By: David Carroll. This was posted Friday, May 14th, 2010
Venture and IT professionals are familiar with Bilski v. Kappos, in which the Patent & Trademark Office denied a business-method patent for a method of hedging risk through commodities trading. A patent application was filed in 1997 by Bernard Bilski and Rand Warsaw, which was rejected by the US Patent & Trademark Office on the basis that it involved only an idea or concept and did not need any technology to implement. The patent was rejected through a series of appeals culminating in a hearing before the Supreme Court in November last year 2009.
The Court of Appeals for the Federal Circuit in the Bilski case overthrew a test called: the “useful, concrete and tangible result” test that it had articulated in the 1998 case of State Street Bank & Trust Co. v. Signature Financial group, Inc. The State Street case opened up a deluge of business method patent applications for any developer of a new method or process, especially internet designers and code developers. The Appeals Court in that case derived a test known as the “machine-or-transformation” test. This test requires that all patentable methods must either (1) be tied to a particular machine or apparatus, or (2) transform a particular article into a different state or thing. Bilski’s method patent failed both.
Bilski’s argument is that hedging risk in commodities trading shouldn’t be categorically excluded from patenting just because it doesn’t centrally involve equipment, such as wires and electricity like the telephone and the telegraph or because it does not transform one thing or material into another. Only literary works, abstract principles and mental processes can be excluded, the argument goes, and Bilski’s invention is none of these.
By agreeing to hear this appeal the Supreme Court is considering a question of great importance to entrepreneurs and inventors of all stripes.
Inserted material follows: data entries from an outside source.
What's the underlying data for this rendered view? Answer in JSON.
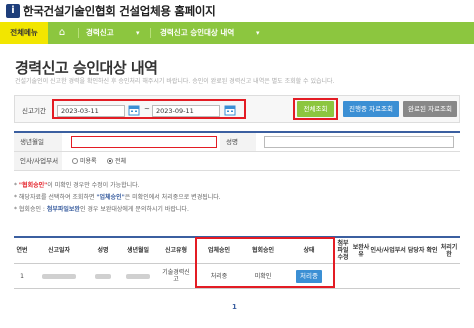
{
  "header": {
    "logo_glyph": "i",
    "title": "한국건설기술인협회 건설업체용 홈페이지"
  },
  "nav": {
    "menu_label": "전체메뉴",
    "home_icon": "home-icon",
    "crumb1": "경력신고",
    "crumb2": "경력신고 승인대상 내역"
  },
  "page": {
    "title": "경력신고 승인대상 내역",
    "subtitle": "건설기술인이 신고한 경력을 확인하신 후 승인처리 해주시기 바랍니다. 승인이 완료된 경력신고 내역은 별도 조회할 수 있습니다."
  },
  "search": {
    "period_label": "신고기간",
    "date_from": "2023-03-11",
    "date_to": "2023-09-11",
    "tilde": "~",
    "btn_search": "전체조회",
    "btn_in_progress": "진행중 자료조회",
    "btn_done": "완료된 자료조회"
  },
  "filters": {
    "birth_label": "생년월일",
    "name_label": "성명",
    "approval_label": "인사/사업부서",
    "radio_unconfirmed": "미용록",
    "radio_all": "전체"
  },
  "notes": [
    {
      "pre": "* ",
      "hl": "\"협회승인\"",
      "post": "이 미확인 경우만 수정이 가능합니다."
    },
    {
      "pre": "* 해당자료를 선택하여 조회하면 ",
      "hl": "\"업체승인\"",
      "post": "은 미확인에서 처리중으로 변경됩니다."
    },
    {
      "pre": "* 협회승인 : ",
      "hl": "첨부파일보완",
      "post": "인 경우 보완대상에게 문의하시기 바랍니다."
    }
  ],
  "grid": {
    "headers": {
      "no": "연번",
      "date": "신고일자",
      "name": "성명",
      "birth": "생년월일",
      "type": "신고유형",
      "company_approval": "업체승인",
      "assoc_approval": "협회승인",
      "status": "상태",
      "attach": "첨부파일수정",
      "supplement": "보완사유",
      "dept_confirm": "인사/사업부서 담당자 확인",
      "deadline": "처리기한"
    },
    "rows": [
      {
        "no": "1",
        "type": "기술경력신고",
        "company_approval": "처리중",
        "assoc_approval": "미확인",
        "status_btn": "처리중"
      }
    ]
  },
  "pager": {
    "current": "1"
  },
  "colors": {
    "nav_green": "#8cc63f",
    "menu_yellow": "#f2e600",
    "highlight_red": "#e31c24",
    "primary_blue": "#3b8fd4",
    "navy": "#1e3e7b"
  }
}
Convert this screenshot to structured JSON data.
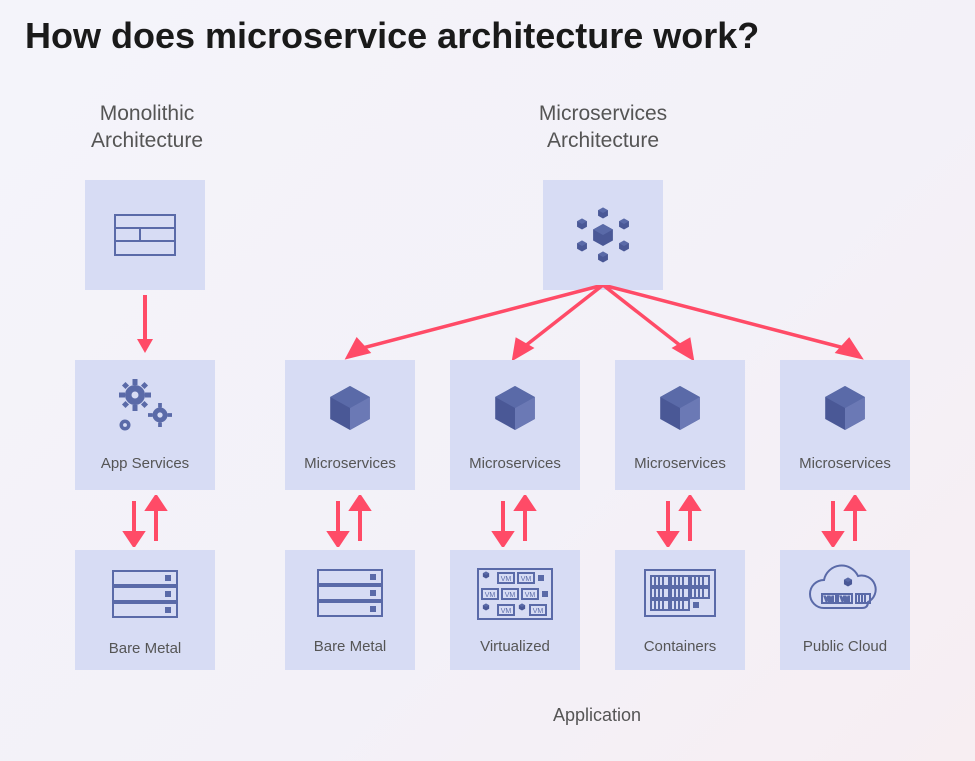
{
  "title": "How does microservice architecture work?",
  "columns": {
    "monolithic_heading_line1": "Monolithic",
    "monolithic_heading_line2": "Architecture",
    "microservices_heading_line1": "Microservices",
    "microservices_heading_line2": "Architecture"
  },
  "monolithic": {
    "app_services_label": "App Services",
    "bare_metal_label": "Bare Metal"
  },
  "micro": {
    "service_labels": [
      "Microservices",
      "Microservices",
      "Microservices",
      "Microservices"
    ],
    "infra_labels": [
      "Bare Metal",
      "Virtualized",
      "Containers",
      "Public Cloud"
    ]
  },
  "footer": "Application"
}
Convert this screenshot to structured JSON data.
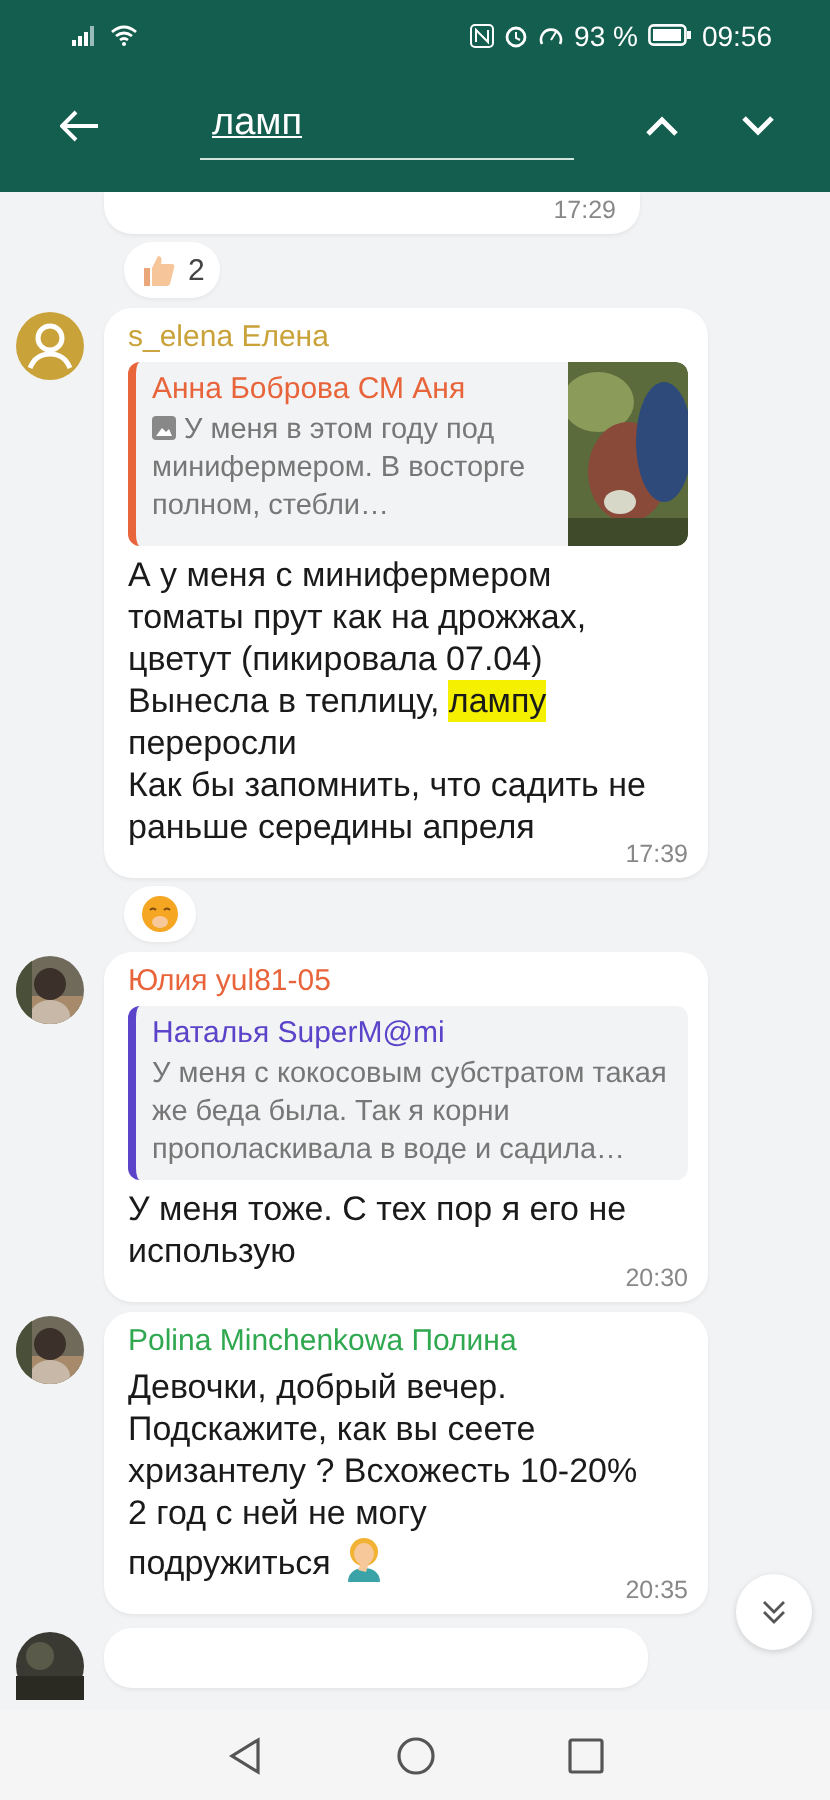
{
  "status_bar": {
    "battery_text": "93 %",
    "time": "09:56"
  },
  "search": {
    "value": "ламп"
  },
  "messages": [
    {
      "kind": "partial_top",
      "time": "17:29",
      "reactions": [
        {
          "kind": "thumbs_up",
          "count": "2"
        }
      ]
    },
    {
      "kind": "message",
      "avatar": {
        "kind": "silhouette"
      },
      "author": "s_elena Елена",
      "color": "#c9a23a",
      "quote": {
        "author": "Анна Боброва СМ Аня",
        "color": "#e8643a",
        "has_photo": true,
        "text": "У меня в этом году под минифермером. В восторге полном, стебли…"
      },
      "parts": [
        {
          "text": "А у меня с минифермером томаты прут как на дрожжах, цветут (пикировала 07.04)\nВынесла в теплицу, ",
          "highlighted": false
        },
        {
          "text": "лампу",
          "highlighted": true
        },
        {
          "text": "\nпереросли\nКак бы запомнить, что садить не раньше середины апреля",
          "highlighted": false
        }
      ],
      "time": "17:39",
      "reactions": [
        {
          "kind": "smiley"
        }
      ]
    },
    {
      "kind": "message",
      "author": "Юлия yul81-05",
      "color": "#e8643a",
      "quote": {
        "author": "Наталья SuperM@mi",
        "color": "#5b44c9",
        "has_photo": false,
        "text": "У меня с кокосовым субстратом такая же беда была. Так я корни прополаскивала в воде и садила…"
      },
      "parts": [
        {
          "text": "У меня тоже. С тех пор я его не использую",
          "highlighted": false
        }
      ],
      "time": "20:30"
    },
    {
      "kind": "message",
      "author": "Polina Minchenkowa Полина",
      "color": "#2fa84f",
      "parts": [
        {
          "text": "Девочки, добрый вечер.\nПодскажите, как вы сеете хризантелу ? Всхожесть 10-20%\n2 год с ней не могу\nподружиться",
          "highlighted": false
        }
      ],
      "trailing_emoji": {
        "kind": "facepalm"
      },
      "time": "20:35"
    },
    {
      "kind": "partial_bottom"
    }
  ]
}
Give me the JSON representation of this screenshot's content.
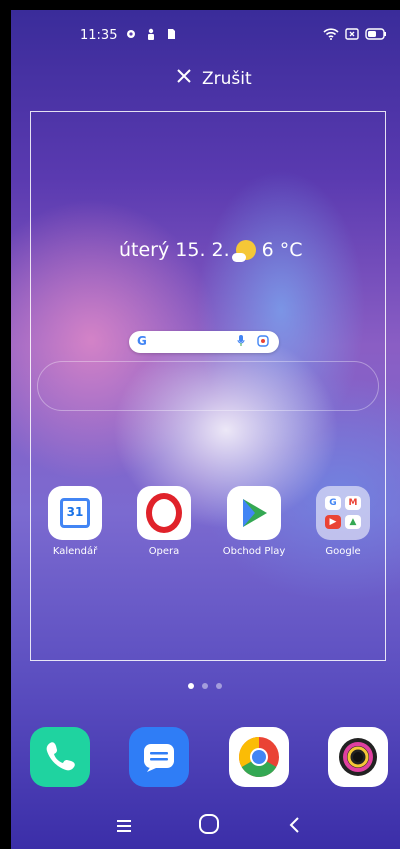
{
  "status_bar": {
    "time": "11:35",
    "left_icons": [
      "gear-icon",
      "person-icon",
      "sim-icon"
    ],
    "right_icons": [
      "wifi-icon",
      "nosim-icon",
      "battery-icon"
    ]
  },
  "header": {
    "cancel_label": "Zrušit"
  },
  "widget": {
    "date_text": "úterý 15. 2.",
    "weather_icon": "sun-cloud-icon",
    "temperature": "6 °C"
  },
  "search_bar": {
    "logo": "G"
  },
  "apps": [
    {
      "label": "Kalendář",
      "icon": "calendar-icon",
      "number": "31"
    },
    {
      "label": "Opera",
      "icon": "opera-icon"
    },
    {
      "label": "Obchod Play",
      "icon": "play-store-icon"
    },
    {
      "label": "Google",
      "icon": "google-folder-icon"
    }
  ],
  "page_indicator": {
    "pages": 3,
    "active": 1
  },
  "dock": [
    {
      "icon": "phone-icon",
      "color": "#1fd3a0"
    },
    {
      "icon": "messages-icon",
      "color": "#2f7df6"
    },
    {
      "icon": "chrome-icon",
      "color": "#ffffff"
    },
    {
      "icon": "camera-icon",
      "color": "#ffffff"
    }
  ],
  "colors": {
    "accent_yellow": "#f5c737",
    "opera_red": "#e0222a"
  }
}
Critics of the business-method patents say that these patents were never intended to protect such things as abstract concepts or mathematical algorithms rather than concrete physical inventions. Supporters of the business method patents say they are essential to promoting innovation and entrepreneurship in today’s knowledge-based, internet-driven economy.
Whichever way the Supreme Court rules it’s likely that the holding will have a significant impact on innovation for years to come. A variety of businesses have written “friend-of-the-court briefs” (amicus curiae) on both sides of the issue. IBM, which over the years has obtained many business-method patents, filed an amicus brief stating that it is now opposed to them. IBM now maintains that the patents are unnecessary for the promotion of innovation. They believe that businesses would develop these new processes without patent protection. IBM’s in-house patent attorney, David Kappos stated that: “You’re creating a 20- year monopoly for no good reason.”
Bilski will definitely be a watershed case. The Supreme Court is due out with its opinion in a matter of weeks.